Even in Biel’s videos with for WomanCare Global, which are really quite funny and decently educational, she and her celebrity friends often fall into the easy trap (pun intended) of professing love for vaginas rather than providing concrete health information.
In one video, Whitney Cummings stares at the camera and says “I care about you, but more importantly, I care about your vagina.” She plays the line for humor, using similes such as “I love your vagina the way a lion loves its cubs.
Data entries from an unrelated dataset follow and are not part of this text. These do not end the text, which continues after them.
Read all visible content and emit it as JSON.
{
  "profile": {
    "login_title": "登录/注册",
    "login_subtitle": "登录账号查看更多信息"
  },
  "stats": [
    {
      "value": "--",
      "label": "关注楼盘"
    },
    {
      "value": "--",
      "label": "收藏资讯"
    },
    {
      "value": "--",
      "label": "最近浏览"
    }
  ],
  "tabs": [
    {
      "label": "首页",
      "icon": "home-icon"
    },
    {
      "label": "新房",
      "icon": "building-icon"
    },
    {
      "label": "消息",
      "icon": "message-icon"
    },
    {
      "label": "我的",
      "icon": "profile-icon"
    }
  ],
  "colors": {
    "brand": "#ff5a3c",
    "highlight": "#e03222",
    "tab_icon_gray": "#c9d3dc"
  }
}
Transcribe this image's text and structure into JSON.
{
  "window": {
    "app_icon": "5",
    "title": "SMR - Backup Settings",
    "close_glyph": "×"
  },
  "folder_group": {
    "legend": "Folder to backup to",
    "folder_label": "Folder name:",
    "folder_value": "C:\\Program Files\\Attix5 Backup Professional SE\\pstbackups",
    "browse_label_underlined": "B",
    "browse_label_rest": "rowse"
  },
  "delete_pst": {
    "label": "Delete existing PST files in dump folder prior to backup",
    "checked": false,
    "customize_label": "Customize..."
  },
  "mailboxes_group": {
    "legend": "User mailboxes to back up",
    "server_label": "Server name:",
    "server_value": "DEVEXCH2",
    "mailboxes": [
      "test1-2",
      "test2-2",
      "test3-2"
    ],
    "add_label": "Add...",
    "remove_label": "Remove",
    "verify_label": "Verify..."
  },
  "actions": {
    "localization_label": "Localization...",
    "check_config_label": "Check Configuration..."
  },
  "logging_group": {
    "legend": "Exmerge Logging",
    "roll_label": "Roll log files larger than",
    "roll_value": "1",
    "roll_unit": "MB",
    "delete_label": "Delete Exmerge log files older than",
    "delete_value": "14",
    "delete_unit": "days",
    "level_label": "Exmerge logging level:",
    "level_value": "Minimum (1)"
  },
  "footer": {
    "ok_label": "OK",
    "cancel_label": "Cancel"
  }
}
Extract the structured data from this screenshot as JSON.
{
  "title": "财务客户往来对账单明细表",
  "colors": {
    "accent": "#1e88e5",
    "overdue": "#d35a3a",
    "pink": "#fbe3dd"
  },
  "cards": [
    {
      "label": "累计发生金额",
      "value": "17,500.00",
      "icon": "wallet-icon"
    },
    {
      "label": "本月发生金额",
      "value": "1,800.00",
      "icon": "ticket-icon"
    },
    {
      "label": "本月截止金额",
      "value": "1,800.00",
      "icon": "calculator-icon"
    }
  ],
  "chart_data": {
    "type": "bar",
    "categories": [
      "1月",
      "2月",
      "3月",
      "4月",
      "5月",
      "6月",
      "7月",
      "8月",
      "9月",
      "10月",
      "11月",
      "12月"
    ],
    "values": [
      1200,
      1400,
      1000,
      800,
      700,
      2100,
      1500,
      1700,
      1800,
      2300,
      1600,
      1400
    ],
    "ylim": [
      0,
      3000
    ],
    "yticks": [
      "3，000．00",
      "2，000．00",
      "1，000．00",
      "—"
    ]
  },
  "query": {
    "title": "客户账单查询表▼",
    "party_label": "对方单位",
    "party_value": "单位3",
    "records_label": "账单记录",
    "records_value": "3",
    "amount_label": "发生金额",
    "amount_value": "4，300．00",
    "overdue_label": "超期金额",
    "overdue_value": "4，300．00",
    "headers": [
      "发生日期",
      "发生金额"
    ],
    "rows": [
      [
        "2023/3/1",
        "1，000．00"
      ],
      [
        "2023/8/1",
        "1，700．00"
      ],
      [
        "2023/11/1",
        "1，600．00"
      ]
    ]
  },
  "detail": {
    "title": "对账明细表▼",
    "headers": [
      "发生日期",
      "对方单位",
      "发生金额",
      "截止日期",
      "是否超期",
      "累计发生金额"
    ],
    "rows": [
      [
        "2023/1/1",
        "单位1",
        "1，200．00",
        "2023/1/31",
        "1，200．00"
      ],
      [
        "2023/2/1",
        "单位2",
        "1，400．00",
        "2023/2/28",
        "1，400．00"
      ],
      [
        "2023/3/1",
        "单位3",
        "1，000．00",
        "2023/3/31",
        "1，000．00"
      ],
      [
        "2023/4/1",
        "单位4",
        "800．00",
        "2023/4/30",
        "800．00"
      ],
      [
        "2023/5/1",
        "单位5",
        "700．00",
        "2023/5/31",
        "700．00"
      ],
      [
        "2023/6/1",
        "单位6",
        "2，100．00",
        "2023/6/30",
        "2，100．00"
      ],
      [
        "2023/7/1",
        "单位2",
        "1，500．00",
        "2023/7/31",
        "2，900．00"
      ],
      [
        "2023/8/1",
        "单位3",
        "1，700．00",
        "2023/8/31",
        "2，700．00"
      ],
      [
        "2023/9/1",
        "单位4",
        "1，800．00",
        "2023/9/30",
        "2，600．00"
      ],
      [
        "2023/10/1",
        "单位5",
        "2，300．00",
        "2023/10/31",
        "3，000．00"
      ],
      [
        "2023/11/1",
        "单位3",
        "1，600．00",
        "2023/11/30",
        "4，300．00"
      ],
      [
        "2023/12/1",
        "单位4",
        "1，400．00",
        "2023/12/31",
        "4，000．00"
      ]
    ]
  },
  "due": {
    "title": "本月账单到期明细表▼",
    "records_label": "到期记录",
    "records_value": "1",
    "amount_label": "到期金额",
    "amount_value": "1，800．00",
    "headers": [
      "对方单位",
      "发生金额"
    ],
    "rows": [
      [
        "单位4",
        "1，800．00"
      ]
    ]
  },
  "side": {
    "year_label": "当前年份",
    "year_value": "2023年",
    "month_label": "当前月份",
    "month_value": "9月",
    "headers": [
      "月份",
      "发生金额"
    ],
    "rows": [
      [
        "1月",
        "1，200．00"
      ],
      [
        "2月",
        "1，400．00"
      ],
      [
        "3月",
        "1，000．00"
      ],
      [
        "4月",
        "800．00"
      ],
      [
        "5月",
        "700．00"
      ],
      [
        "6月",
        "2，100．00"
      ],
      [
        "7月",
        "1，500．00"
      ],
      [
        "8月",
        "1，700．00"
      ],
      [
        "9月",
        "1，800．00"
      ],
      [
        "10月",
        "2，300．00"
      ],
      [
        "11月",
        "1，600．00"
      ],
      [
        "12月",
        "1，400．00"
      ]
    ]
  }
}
I just want to put it in my mouth and drag it to safety.”
Clearly, there’s a tongue-and-cheek tone to the video, but the repeated emphasis on vaginas speaks to how that one body part has become a sloppy way to convey support for any number of health and social issues related to women.
To a certain point, we need this dialogue—saying “vagina” is shamefully still treated as controversial.
In 2012, Rep. Lisa Brown was banned from speaking before the Michigan House of Representatives after she said the word “vagina” in a speech against a bill that would tighten state abortion regulations—and, effectively, restrict women’s reproductive access.
“If I said ‘elbow’ would I have gotten in trouble?” Brown told The Daily Beast at the time. “If you’re regulating vaginas, I don’t know how we’re supposed to not talk about them.”
But while saying “vagina” may sadly—and ridiculously—still be considered transgressive in some circles, it is even more ludicrous to think being comfortable talking about genitalia is a sufficient expression of support for feminism or sexual education.
It is simply lazy, one step above hashtag activism.
Women, we can do better—for our vaginas, and more importantly, for ourselves.